In this animation of satellite images, a natural color view of smoke streaming out across the Pacific alternates with a false-color view showing the presence of aerosols from smoke. (Images: NASA Worldview. Animation: Tom Yulsman) As I'm writing this post on Thursday night, tens of thousands of homes in Southern California are threatened by raging wildfires. And with a forecast calling for bone dry humidity and gusty winds through Sunday, relief is not yet in sight.
The total acreage burned so far in Southern California is already approaching 150,000 acres. This is equivalent to about 40 percent of the size of the city of Los Angeles.
The fires have prompted authorities to order the evacuation of 200,000 people in Ventura and Los Angeles County.
Whipped up by fierce Santa Ana winds, smoke from the blazes has streamed far out over the Pacific from the coast of California. I created the animation at the top of this post to show just how far the smoke had spread as of Wednesday, Dec. 6th. The animation consists of images from the Suomi-NPP satellite. One is a natural color view; the other shows the concentration of the smoke aerosols.
Using a NASA interactive tool called Worldview to access satellite imagery, I estimate that the smoke traveled at least 1,000 miles out over the Pacific by Wednesday. By now, winds may well have carried it even further. But cloud cover makes it difficult to document this.
Long-range transport of smoke is not a new phenomenon. In fact, in September, smoke from wildfires burning in Montana and other western states was blown all the way across North America, out over Greenland, and across the Atlantic Ocean.

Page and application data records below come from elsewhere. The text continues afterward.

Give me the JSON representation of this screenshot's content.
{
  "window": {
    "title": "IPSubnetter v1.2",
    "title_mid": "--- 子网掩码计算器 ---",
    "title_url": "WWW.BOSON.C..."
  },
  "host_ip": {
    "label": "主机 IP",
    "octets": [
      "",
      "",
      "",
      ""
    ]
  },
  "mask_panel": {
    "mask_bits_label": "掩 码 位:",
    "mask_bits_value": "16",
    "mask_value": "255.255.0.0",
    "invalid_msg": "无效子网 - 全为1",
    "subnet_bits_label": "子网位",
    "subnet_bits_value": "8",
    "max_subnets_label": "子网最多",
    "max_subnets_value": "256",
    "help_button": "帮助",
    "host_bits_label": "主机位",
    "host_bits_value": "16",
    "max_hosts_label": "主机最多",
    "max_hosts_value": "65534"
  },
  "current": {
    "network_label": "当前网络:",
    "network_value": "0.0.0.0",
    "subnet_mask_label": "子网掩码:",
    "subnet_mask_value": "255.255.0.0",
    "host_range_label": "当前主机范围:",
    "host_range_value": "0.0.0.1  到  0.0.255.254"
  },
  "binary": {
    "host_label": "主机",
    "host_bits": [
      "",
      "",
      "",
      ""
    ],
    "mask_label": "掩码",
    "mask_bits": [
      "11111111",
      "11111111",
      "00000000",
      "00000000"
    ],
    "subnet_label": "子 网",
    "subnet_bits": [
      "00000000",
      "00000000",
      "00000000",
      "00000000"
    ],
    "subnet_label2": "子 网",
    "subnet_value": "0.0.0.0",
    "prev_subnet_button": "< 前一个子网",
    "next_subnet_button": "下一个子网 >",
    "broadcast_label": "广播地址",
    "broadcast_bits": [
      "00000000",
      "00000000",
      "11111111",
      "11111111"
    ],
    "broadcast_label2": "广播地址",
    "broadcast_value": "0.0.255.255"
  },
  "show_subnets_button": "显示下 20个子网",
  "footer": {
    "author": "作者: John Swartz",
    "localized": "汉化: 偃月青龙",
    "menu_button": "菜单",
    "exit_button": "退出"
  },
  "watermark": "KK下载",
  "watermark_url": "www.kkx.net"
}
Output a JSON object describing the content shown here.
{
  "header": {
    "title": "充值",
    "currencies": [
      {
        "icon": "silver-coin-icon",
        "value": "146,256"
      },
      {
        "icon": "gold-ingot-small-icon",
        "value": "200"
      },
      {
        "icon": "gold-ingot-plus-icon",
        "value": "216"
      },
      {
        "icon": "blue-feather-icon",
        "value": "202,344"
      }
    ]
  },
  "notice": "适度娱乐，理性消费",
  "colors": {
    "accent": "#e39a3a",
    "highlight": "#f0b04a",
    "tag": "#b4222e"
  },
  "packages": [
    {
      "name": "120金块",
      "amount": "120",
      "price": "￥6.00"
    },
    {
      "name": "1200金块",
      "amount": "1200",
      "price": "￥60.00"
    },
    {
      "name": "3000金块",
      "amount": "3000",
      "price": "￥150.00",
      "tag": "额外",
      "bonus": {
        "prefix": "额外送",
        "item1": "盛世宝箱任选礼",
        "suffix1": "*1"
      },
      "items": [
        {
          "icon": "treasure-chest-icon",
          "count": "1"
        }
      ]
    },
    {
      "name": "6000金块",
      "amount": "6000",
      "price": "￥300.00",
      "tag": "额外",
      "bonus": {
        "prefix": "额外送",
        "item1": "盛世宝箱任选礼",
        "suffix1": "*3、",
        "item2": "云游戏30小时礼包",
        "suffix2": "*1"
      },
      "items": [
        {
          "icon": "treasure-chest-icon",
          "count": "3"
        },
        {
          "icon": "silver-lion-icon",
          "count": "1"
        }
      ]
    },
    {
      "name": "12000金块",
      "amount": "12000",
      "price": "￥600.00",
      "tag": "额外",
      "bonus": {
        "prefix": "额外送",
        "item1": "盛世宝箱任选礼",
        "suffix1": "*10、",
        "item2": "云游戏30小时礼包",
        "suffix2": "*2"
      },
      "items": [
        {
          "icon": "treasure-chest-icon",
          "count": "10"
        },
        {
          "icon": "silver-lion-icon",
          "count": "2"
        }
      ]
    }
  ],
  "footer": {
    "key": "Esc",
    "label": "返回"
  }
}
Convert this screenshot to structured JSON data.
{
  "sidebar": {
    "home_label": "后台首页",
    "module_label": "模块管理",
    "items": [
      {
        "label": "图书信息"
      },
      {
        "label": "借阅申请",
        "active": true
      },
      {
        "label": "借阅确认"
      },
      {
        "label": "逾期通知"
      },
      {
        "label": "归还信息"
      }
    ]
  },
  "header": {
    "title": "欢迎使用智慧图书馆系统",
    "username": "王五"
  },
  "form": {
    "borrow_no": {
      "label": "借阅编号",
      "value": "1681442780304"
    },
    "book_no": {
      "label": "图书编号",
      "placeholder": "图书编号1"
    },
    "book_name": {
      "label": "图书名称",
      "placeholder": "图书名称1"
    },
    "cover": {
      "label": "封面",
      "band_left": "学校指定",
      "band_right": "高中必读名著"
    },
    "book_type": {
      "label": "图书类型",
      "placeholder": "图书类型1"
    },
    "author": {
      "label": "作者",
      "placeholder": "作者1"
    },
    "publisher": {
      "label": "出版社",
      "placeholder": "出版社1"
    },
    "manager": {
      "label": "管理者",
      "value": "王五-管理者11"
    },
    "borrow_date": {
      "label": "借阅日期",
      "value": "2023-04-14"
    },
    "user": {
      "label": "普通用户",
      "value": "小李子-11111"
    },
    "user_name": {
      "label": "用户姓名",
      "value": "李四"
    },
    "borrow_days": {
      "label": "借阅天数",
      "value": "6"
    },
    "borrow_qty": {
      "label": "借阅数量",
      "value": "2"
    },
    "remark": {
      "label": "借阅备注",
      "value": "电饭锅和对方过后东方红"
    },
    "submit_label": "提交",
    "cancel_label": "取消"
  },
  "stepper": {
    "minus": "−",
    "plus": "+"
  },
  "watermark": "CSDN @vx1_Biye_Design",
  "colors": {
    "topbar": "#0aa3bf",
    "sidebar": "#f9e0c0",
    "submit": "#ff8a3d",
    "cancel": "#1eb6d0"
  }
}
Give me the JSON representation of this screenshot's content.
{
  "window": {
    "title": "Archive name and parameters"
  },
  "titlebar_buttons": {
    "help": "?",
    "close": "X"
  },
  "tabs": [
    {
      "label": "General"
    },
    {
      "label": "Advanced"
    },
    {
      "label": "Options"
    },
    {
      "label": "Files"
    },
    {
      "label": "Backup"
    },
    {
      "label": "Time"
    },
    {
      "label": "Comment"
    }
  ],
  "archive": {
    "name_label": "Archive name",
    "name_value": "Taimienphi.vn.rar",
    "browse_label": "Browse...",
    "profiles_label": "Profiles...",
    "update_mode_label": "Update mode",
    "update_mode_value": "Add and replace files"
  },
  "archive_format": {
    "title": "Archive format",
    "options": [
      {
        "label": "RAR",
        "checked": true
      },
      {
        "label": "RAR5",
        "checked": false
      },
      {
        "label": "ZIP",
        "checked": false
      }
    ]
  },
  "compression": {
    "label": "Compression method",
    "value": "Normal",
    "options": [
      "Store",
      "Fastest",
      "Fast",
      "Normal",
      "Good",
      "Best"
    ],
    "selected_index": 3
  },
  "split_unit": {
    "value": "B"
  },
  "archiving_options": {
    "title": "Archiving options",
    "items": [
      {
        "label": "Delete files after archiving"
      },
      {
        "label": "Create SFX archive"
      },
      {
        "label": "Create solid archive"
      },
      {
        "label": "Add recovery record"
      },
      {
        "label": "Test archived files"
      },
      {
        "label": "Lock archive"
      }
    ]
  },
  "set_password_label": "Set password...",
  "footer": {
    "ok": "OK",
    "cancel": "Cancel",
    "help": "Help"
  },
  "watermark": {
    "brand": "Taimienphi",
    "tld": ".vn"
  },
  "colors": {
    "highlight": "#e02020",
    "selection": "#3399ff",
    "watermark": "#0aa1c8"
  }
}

The western United States has seen a long-term trend of increasing wildfire, brought on by a variety of factors — none more significant, according to recent research, than human-caused climate change.